# REQUIREMENT
Please retype all of the data below, word for word.

#####

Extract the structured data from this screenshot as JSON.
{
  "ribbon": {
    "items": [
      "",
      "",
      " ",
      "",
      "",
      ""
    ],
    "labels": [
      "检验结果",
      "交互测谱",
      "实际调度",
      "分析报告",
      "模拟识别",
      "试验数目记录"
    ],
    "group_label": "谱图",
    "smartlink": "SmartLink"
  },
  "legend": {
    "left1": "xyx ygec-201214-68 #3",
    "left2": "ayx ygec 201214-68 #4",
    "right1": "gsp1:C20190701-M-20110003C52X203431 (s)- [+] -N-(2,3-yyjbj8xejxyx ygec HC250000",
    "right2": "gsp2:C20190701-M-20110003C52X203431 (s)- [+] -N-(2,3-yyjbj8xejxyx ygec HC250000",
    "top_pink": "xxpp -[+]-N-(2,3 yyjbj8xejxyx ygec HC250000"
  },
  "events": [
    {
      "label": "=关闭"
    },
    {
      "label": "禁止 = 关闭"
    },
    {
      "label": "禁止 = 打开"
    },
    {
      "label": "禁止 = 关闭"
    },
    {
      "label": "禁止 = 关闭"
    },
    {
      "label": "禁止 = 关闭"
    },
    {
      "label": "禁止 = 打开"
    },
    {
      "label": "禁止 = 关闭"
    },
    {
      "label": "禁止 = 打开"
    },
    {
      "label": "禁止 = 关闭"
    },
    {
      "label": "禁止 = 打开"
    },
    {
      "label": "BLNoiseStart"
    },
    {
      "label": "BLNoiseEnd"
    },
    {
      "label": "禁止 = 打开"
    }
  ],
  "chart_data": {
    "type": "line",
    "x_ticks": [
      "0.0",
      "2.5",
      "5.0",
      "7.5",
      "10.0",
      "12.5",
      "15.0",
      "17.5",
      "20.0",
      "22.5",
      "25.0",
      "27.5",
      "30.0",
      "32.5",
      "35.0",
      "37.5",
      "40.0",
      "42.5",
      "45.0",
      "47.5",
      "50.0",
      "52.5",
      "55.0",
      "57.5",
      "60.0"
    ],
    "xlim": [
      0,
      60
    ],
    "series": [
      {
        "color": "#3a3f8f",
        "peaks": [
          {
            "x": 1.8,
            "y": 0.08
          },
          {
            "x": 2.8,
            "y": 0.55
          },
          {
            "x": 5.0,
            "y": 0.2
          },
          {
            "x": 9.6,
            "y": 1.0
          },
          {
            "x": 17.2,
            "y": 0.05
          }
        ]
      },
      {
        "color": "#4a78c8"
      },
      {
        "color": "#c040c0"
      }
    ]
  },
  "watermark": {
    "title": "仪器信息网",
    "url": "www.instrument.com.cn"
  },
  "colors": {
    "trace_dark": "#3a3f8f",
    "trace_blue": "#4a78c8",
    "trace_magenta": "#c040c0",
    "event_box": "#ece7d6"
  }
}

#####

# ANSWER FOR THIS EXERCISE
Extract the structured data from this screenshot as JSON.
{
  "ribbon": {
    "items": [
      "",
      "",
      " ",
      "",
      "",
      ""
    ],
    "labels": [
      "检验结果",
      "交互测谱",
      "实际调度",
      "分析报告",
      "模拟识别",
      "试验数目记录"
    ],
    "group_label": "谱图",
    "smartlink": "SmartLink"
  },
  "legend": {
    "left1": "xyx ygec-201214-68 #3",
    "left2": "ayx ygec 201214-68 #4",
    "right1": "gsp1:C20190701-M-20110003C52X203431 (s)- [+] -N-(2,3-yyjbj8xejxyx ygec HC250000",
    "right2": "gsp2:C20190701-M-20110003C52X203431 (s)- [+] -N-(2,3-yyjbj8xejxyx ygec HC250000",
    "top_pink": "xxpp -[+]-N-(2,3 yyjbj8xejxyx ygec HC250000"
  },
  "events": [
    {
      "label": "=关闭"
    },
    {
      "label": "禁止 = 关闭"
    },
    {
      "label": "禁止 = 打开"
    },
    {
      "label": "禁止 = 关闭"
    },
    {
      "label": "禁止 = 关闭"
    },
    {
      "label": "禁止 = 关闭"
    },
    {
      "label": "禁止 = 打开"
    },
    {
      "label": "禁止 = 关闭"
    },
    {
      "label": "禁止 = 打开"
    },
    {
      "label": "禁止 = 关闭"
    },
    {
      "label": "禁止 = 打开"
    },
    {
      "label": "BLNoiseStart"
    },
    {
      "label": "BLNoiseEnd"
    },
    {
      "label": "禁止 = 打开"
    }
  ],
  "chart_data": {
    "type": "line",
    "x_ticks": [
      "0.0",
      "2.5",
      "5.0",
      "7.5",
      "10.0",
      "12.5",
      "15.0",
      "17.5",
      "20.0",
      "22.5",
      "25.0",
      "27.5",
      "30.0",
      "32.5",
      "35.0",
      "37.5",
      "40.0",
      "42.5",
      "45.0",
      "47.5",
      "50.0",
      "52.5",
      "55.0",
      "57.5",
      "60.0"
    ],
    "xlim": [
      0,
      60
    ],
    "series": [
      {
        "color": "#3a3f8f",
        "peaks": [
          {
            "x": 1.8,
            "y": 0.08
          },
          {
            "x": 2.8,
            "y": 0.55
          },
          {
            "x": 5.0,
            "y": 0.2
          },
          {
            "x": 9.6,
            "y": 1.0
          },
          {
            "x": 17.2,
            "y": 0.05
          }
        ]
      },
      {
        "color": "#4a78c8"
      },
      {
        "color": "#c040c0"
      }
    ]
  },
  "watermark": {
    "title": "仪器信息网",
    "url": "www.instrument.com.cn"
  },
  "colors": {
    "trace_dark": "#3a3f8f",
    "trace_blue": "#4a78c8",
    "trace_magenta": "#c040c0",
    "event_box": "#ece7d6"
  }
}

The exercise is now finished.